Table 9. Space Requirements for Growing-Finishing Swine in Confinement Housing and Shed with Outside Apron1
Weight, lb Confinement housing2 ft2/pig
Shed with outside apron
inside ft2/pig outside ft2/pig
30-75 3-4 3-4 6-8
75-150 6 5-6 6-12
150-220 8 5-6 6-12
1Midwest Plan Service Swine Housing and Equipment Handbook, 1983.
2For slotted, flushed or scraped floor.

Feeder and Waterer Space
It is generally recommended that producers allow one feeder hole for every four to five pigs. One nipple waterer for every 10 to 15 pigs and one bowl waterer for every 15 to 20 pigs should allow adequate water intake to promote proper feed consumption for maximum growth and efficiency.

Pen Cleanliness
Because most of the growing-finishing buildings in Kentucky are partially slotted, it is important that pigs maintain good dunging patterns to optimize performance. An English study demonstrated that dunging in the sleeping area caused unsanitary conditions to develop, resulting in a 10 percent reduction in feed efficiency and a 55 percent reduction in gain. The key to maintaining correct dunging patterns in this study was a properly functioning ventilation system which created a cool dunging area.
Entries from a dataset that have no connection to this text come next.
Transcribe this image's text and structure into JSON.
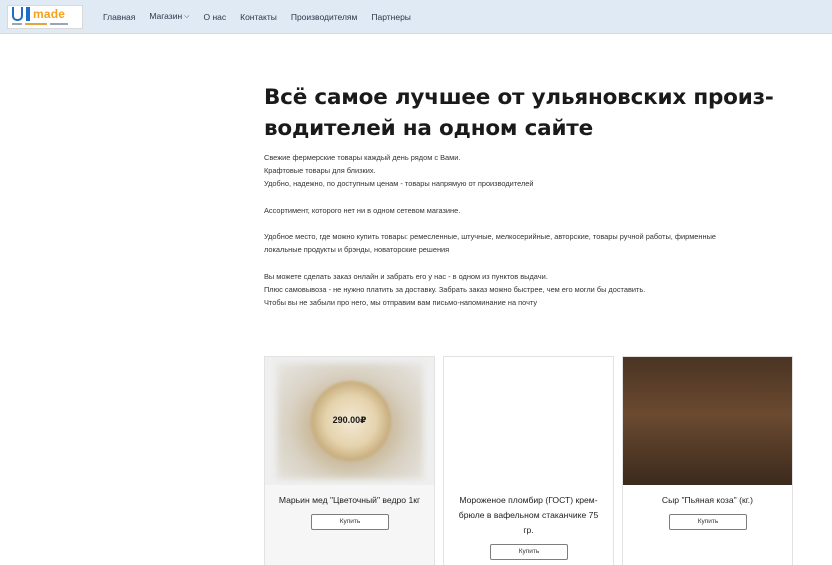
{
  "logo": {
    "text": "made"
  },
  "nav": {
    "items": [
      {
        "label": "Главная"
      },
      {
        "label": "Магазин",
        "has_dropdown": true
      },
      {
        "label": "О нас"
      },
      {
        "label": "Контакты"
      },
      {
        "label": "Производителям"
      },
      {
        "label": "Партнеры"
      }
    ]
  },
  "hero": {
    "title_line1": "Всё самое лучшее от ульяновских произ-",
    "title_line2": "водителей на одном сайте",
    "paragraph1": [
      "Свежие фермерские товары каждый день рядом с Вами.",
      "Крафтовые товары для близких.",
      "Удобно, надежно, по доступным ценам - товары напрямую от производителей"
    ],
    "paragraph2": "Ассортимент, которого  нет ни в одном сетевом магазине.",
    "paragraph3": [
      "Удобное место, где можно купить товары: ремесленные, штучные, мелкосерийные, авторские, товары ручной работы, фирменные",
      "локальные продукты и брэнды, новаторские решения"
    ],
    "paragraph4": [
      "Вы можете сделать заказ онлайн и забрать его у нас - в одном из пунктов выдачи.",
      "Плюс самовывоза - не нужно платить за доставку. Забрать заказ можно быстрее, чем его могли бы доставить.",
      "Чтобы вы не забыли про него, мы отправим вам письмо-напоминание на почту"
    ]
  },
  "products": [
    {
      "name": "Марьин мед \"Цветочный\" ведро 1кг",
      "price": "290.00₽",
      "button": "Купить",
      "image": "honey-bucket-blurred"
    },
    {
      "name_lines": [
        "Мороженое пломбир (ГОСТ) крем-",
        "брюле в вафельном стаканчике 75",
        "гр."
      ],
      "button": "Купить",
      "image": "ice-cream-pack"
    },
    {
      "name": "Сыр \"Пьяная коза\" (кг.)",
      "button": "Купить",
      "image": "cheese-wheel-photo"
    }
  ],
  "colors": {
    "navbar_bg": "#dfeaf5",
    "logo_blue": "#1c6fc4",
    "logo_orange": "#f4a21c"
  }
}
Also wetting the dunging area and feeding on the floor during the first few days upon arrival in the pen tends to help establish good dunging patterns.

Diseases and Parasites
Diseases and parasites can be devastating to feed efficiency. Diseases likely to affect performance of growing-finishing swine include atrophic rhinitis, haemophilus pleuropneumonia, bacterial pneumonia, mycoplasmal pneumonia, dysentery, influenza and erysipelas. European studies have indicated that mycoplasmal pneumonia infection reduces feed efficiency by 6.3 percent and gain by 3.5 percent. Death as a result of disease will have a severe impact on feed efficiency. Parasites likely to affect swine include mange, lice, roundworms, nodular worms, whipworms and lungworms. Studies have shown that parasitism reduces feed efficiency and gain in growing swine by 5 to 10 percent. The effects of parasitism are more severe when pigs are receiving low protein diets.
Slaughtering a representative sample of hogs periodically and inspecting lungs, snouts and livers with a veterinarian provide producers with information concerning the health status of their herds. In addition, good prevention and treatment programs will pay dividends.
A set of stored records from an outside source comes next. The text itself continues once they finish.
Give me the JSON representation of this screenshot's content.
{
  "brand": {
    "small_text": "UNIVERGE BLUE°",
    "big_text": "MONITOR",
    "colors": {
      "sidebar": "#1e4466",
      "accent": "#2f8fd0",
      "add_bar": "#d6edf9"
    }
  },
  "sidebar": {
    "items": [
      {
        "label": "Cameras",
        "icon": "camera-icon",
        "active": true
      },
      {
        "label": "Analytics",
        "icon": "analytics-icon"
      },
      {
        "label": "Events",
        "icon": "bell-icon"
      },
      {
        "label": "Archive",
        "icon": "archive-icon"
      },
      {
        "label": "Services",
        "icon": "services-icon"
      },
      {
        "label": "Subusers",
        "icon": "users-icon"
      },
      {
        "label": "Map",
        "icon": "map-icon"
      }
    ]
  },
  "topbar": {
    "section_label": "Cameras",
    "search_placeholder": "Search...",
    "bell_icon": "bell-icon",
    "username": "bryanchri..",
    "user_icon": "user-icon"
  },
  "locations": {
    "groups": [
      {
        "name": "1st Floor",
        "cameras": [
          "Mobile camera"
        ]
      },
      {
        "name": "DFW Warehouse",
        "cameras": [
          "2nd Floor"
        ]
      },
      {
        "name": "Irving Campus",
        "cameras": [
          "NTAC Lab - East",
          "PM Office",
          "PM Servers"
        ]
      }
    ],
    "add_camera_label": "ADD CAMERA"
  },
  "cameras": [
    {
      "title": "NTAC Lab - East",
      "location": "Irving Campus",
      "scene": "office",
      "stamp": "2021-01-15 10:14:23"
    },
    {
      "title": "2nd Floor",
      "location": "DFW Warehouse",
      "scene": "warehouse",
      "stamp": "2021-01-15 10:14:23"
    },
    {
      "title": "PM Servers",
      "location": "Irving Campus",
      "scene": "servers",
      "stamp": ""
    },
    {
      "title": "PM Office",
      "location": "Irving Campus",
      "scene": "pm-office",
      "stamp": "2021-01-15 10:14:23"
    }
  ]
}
Rodents and Birds
Feed consumed by rodents and birds can be substantial depending on the size of the populations. In addition, these pests damage buildings and equipment while exposing swine to a variety of diseases. Screening birds out of buildings, keeping all feed covered and providing fresh bait where needed will reduce feed wastage by pests.
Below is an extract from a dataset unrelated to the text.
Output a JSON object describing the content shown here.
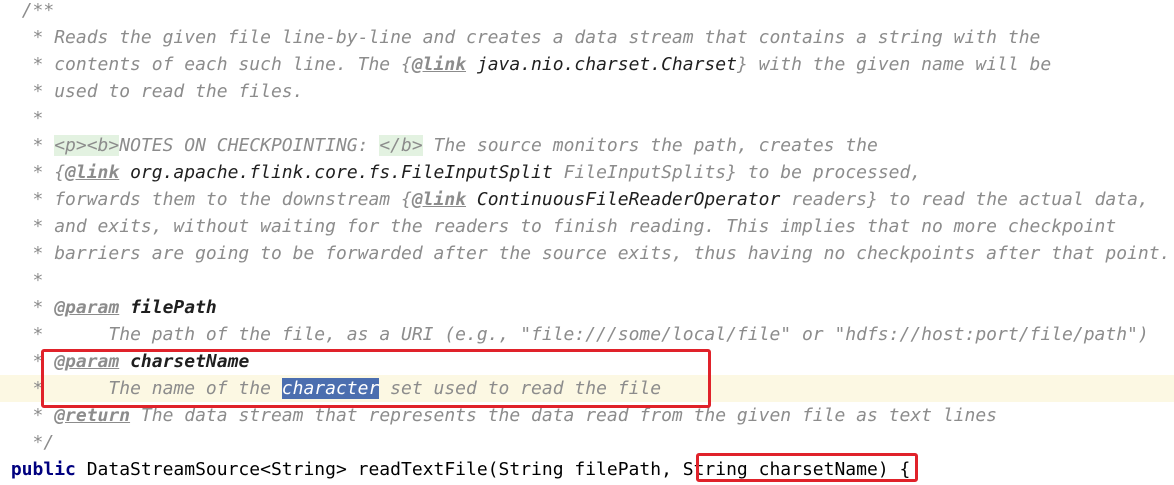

Breeding Herd Performance and Management
Approximately 20 to 25 percent of the feed required to produce a market hog is not consumed directly by that individual, but instead is utilized by the breeding herd. Therefore, breeding herd reproductive efficiency influences the quantity of feed required to produce a market hog. Any practice that increases the number of pigs marketed per female year (female year = average number of females in the herd during each month during the year) results in each market hog being charged with less of the feed consumed by the breeding herd. Factors that have a significant impact on the number of pigs marketed per female year are 1) farrowing rate, 2)litter size, 3)interval from weaning to estrus, and 4) death loss.
Birth weight affects subsequent growth rate and feed utilization by pigs. Data in Table 10 illustrate that pigs weighing less than 1.4 pounds at birth were about 69 pounds lighter at 154 days of age than those weighing 3.8 pounds or more at birth. In such instances, more days are required to reach a given market weight. Thus, more feed goes toward body maintenance, consequently reducing feed efficiency. Properly feeding sows during gestation will help assure that pig birth weights are in an acceptable range to promote optimal performance to market weight.

Table 10. -- Relation of Birth Weight on Subsequent Growth Rate1
Weight range, lb No. pigs Birth weight, lb 56-day weight, lb 154-day weight, lb
Less than 1.4 51 1.17 21.3 127.0
1.4 - 1.99 264 1.72 27.3 158.3
2.0 - 2.59 756 2.29 30.7 173.0
2.6 - 3.19 1418 2.80 34.2 182.0
3.2 - 3.79 831 3.41 36.8 189.2
3.8 and more 361 4.10 38.2 196.0
1Adapted from Noland and Johnson, 1972.